--- TASK GOAL ---
Among the lines of the records below, count those with the word "shield". Reply with that number alone.

====== DATASET EXCERPTS ======

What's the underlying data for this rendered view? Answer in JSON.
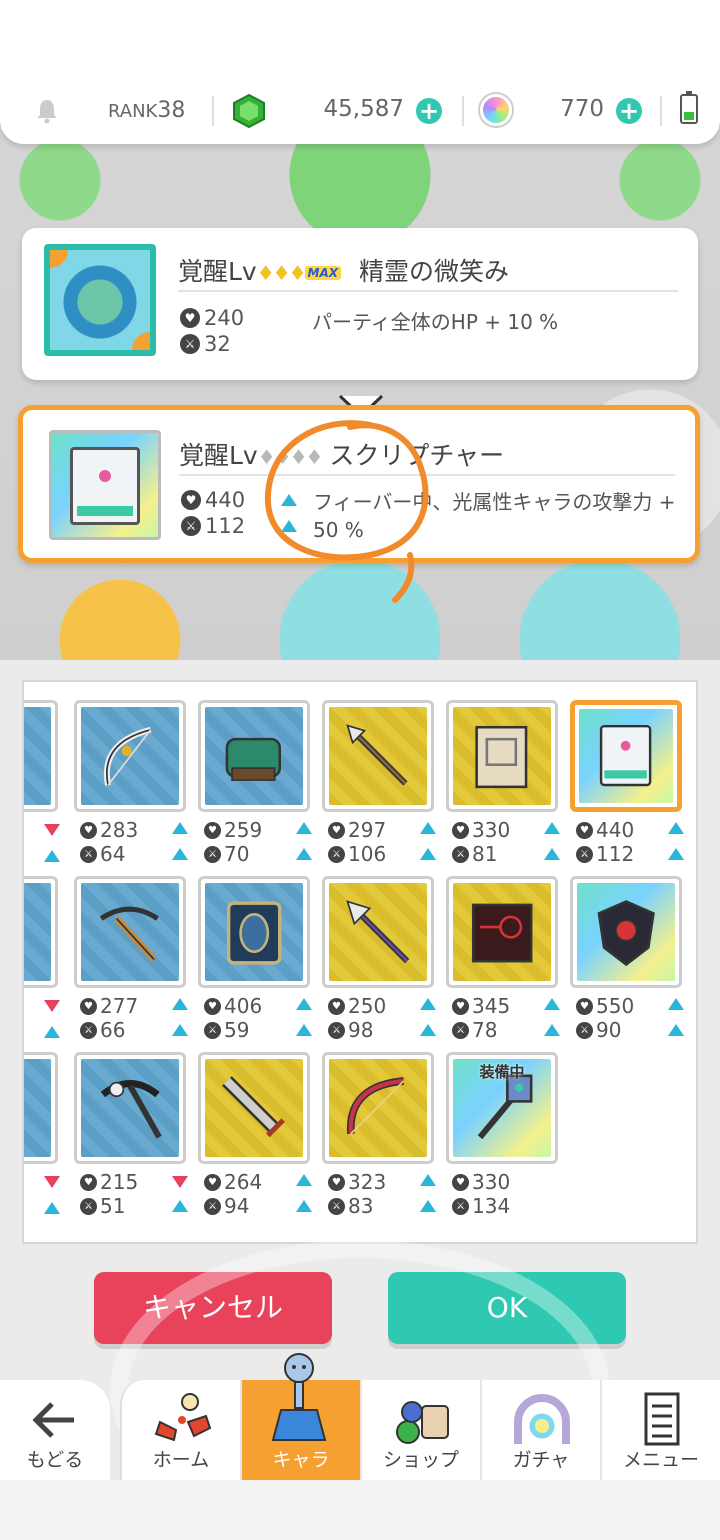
{
  "header": {
    "rank_label": "RANK",
    "rank_value": "38",
    "coins": "45,587",
    "orbs": "770",
    "plus": "+"
  },
  "current_ability": {
    "title_prefix": "覚醒Lv",
    "stars": "♦♦♦",
    "max_badge": "MAX",
    "name": "精霊の微笑み",
    "hp": "240",
    "atk": "32",
    "effect": "パーティ全体のHP + 10 %"
  },
  "new_ability": {
    "title_prefix": "覚醒Lv",
    "stars": "♦♦♦♦",
    "name": "スクリプチャー",
    "hp": "440",
    "atk": "112",
    "effect_line1": "フィーバー中、光属性キャラの攻撃力 +",
    "effect_line2": "50 %"
  },
  "items": [
    {
      "hp": "283",
      "atk": "64",
      "hp_dir": "up",
      "atk_dir": "up",
      "bg": "blue",
      "weapon": "bow-icon"
    },
    {
      "hp": "259",
      "atk": "70",
      "hp_dir": "up",
      "atk_dir": "up",
      "bg": "blue",
      "weapon": "gauntlet-icon"
    },
    {
      "hp": "297",
      "atk": "106",
      "hp_dir": "up",
      "atk_dir": "up",
      "bg": "gold",
      "weapon": "spear-icon"
    },
    {
      "hp": "330",
      "atk": "81",
      "hp_dir": "up",
      "atk_dir": "up",
      "bg": "gold",
      "weapon": "tome-icon"
    },
    {
      "hp": "440",
      "atk": "112",
      "hp_dir": "up",
      "atk_dir": "up",
      "bg": "rainbow",
      "weapon": "scripture-book-icon",
      "selected": true
    },
    {
      "hp": "277",
      "atk": "66",
      "hp_dir": "up",
      "atk_dir": "up",
      "bg": "blue",
      "weapon": "crossbow-icon"
    },
    {
      "hp": "406",
      "atk": "59",
      "hp_dir": "up",
      "atk_dir": "up",
      "bg": "blue",
      "weapon": "shield-tome-icon"
    },
    {
      "hp": "250",
      "atk": "98",
      "hp_dir": "up",
      "atk_dir": "up",
      "bg": "gold",
      "weapon": "halberd-icon"
    },
    {
      "hp": "345",
      "atk": "78",
      "hp_dir": "up",
      "atk_dir": "up",
      "bg": "gold",
      "weapon": "red-grimoire-icon"
    },
    {
      "hp": "550",
      "atk": "90",
      "hp_dir": "up",
      "atk_dir": "up",
      "bg": "rainbow",
      "weapon": "dark-shield-icon"
    },
    {
      "hp": "215",
      "atk": "51",
      "hp_dir": "down",
      "atk_dir": "up",
      "bg": "blue",
      "weapon": "pickaxe-icon"
    },
    {
      "hp": "264",
      "atk": "94",
      "hp_dir": "up",
      "atk_dir": "up",
      "bg": "gold",
      "weapon": "greatsword-icon"
    },
    {
      "hp": "323",
      "atk": "83",
      "hp_dir": "up",
      "atk_dir": "up",
      "bg": "gold",
      "weapon": "red-bow-icon"
    },
    {
      "hp": "330",
      "atk": "134",
      "hp_dir": "none",
      "atk_dir": "none",
      "bg": "rainbow",
      "weapon": "axe-icon",
      "equipped_label": "装備中"
    }
  ],
  "partial_column": [
    {
      "hp_dir": "down"
    },
    {
      "hp_dir": "down"
    },
    {
      "hp_dir": "down"
    }
  ],
  "buttons": {
    "cancel": "キャンセル",
    "ok": "OK"
  },
  "nav": {
    "back": "もどる",
    "home": "ホーム",
    "chara": "キャラ",
    "shop": "ショップ",
    "gacha": "ガチャ",
    "menu": "メニュー"
  },
  "colors": {
    "accent_teal": "#2fc9b1",
    "accent_orange": "#f7a032",
    "cancel_red": "#e9425b",
    "up_arrow": "#29b6d8",
    "down_arrow": "#e6405a"
  }
}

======

--- OUTPUT OF THE EXERCISE ---
2